[Opening EXERCISE MATERIALS section]
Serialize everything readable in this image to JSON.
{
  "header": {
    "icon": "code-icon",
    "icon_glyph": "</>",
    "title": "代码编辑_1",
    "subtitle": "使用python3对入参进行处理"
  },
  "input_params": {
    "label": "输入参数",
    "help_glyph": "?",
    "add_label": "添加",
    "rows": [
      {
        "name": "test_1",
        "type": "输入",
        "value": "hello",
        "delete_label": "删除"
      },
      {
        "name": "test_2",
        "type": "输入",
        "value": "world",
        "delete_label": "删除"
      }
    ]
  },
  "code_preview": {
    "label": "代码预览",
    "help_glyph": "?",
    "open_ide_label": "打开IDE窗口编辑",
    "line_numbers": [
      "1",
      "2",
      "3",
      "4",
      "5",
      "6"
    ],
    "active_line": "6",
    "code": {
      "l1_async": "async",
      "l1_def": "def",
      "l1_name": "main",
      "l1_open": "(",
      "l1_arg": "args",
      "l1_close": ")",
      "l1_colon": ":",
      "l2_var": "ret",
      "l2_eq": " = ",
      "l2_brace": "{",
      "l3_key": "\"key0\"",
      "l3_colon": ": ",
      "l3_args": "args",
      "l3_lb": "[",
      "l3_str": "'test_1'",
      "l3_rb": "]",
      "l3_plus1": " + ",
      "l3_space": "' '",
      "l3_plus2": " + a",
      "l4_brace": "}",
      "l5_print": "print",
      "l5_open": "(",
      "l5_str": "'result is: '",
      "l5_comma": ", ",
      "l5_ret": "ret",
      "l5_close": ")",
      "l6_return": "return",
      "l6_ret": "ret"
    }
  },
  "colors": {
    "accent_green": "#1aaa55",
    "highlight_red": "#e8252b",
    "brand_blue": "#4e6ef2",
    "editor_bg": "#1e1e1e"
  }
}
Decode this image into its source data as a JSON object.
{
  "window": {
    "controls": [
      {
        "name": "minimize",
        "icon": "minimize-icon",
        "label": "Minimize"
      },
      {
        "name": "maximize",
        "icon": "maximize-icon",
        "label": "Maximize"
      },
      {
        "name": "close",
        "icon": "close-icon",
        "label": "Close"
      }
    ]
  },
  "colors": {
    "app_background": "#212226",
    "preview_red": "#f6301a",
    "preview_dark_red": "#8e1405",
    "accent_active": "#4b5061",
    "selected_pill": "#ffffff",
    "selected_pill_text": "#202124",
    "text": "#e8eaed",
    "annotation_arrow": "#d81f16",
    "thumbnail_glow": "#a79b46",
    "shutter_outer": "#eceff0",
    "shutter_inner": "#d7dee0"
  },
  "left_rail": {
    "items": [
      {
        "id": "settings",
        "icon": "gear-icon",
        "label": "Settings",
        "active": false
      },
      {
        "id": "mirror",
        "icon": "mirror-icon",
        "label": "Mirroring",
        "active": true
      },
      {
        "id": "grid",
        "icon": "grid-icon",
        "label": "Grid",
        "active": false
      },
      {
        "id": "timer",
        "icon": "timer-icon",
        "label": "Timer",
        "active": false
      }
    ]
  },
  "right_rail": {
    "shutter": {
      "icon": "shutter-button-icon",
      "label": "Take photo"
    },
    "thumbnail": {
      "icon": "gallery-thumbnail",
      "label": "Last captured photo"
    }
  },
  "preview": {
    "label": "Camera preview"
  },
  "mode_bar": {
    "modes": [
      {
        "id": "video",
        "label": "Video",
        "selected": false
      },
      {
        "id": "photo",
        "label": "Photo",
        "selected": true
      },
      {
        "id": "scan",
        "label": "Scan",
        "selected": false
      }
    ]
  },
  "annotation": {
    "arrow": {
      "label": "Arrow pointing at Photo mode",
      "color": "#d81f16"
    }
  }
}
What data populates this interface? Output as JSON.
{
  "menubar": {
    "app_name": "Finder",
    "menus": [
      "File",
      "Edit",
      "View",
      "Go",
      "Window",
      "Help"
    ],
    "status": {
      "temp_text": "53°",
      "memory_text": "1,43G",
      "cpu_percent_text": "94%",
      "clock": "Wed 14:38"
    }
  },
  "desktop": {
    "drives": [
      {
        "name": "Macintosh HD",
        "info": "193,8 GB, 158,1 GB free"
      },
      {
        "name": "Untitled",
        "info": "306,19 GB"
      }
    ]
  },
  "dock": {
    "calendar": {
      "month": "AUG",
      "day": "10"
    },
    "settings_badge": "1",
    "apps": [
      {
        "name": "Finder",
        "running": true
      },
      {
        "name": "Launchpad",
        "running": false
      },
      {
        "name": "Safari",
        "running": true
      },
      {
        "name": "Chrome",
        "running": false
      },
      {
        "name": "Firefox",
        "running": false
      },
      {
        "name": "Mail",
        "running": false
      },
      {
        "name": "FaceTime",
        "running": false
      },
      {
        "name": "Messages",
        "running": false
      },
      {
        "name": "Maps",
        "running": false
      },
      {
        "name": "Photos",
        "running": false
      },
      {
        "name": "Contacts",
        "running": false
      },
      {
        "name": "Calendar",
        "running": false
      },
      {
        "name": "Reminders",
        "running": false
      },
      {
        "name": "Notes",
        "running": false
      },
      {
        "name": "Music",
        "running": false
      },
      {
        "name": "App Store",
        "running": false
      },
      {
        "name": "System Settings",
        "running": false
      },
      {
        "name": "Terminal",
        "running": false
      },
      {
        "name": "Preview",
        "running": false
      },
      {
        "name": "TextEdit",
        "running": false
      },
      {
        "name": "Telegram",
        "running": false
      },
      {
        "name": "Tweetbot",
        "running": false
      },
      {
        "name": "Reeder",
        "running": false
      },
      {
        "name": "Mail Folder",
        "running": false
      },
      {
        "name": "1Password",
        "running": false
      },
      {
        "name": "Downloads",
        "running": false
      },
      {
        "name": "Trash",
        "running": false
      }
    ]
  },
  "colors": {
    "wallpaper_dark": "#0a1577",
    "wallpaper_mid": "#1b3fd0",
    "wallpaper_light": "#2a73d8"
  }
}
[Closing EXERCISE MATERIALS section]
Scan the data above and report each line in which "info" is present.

=== RESULT OF THIS EXERCISE ===
        "info": "193,8 GB, 158,1 GB free"
        "info": "306,19 GB"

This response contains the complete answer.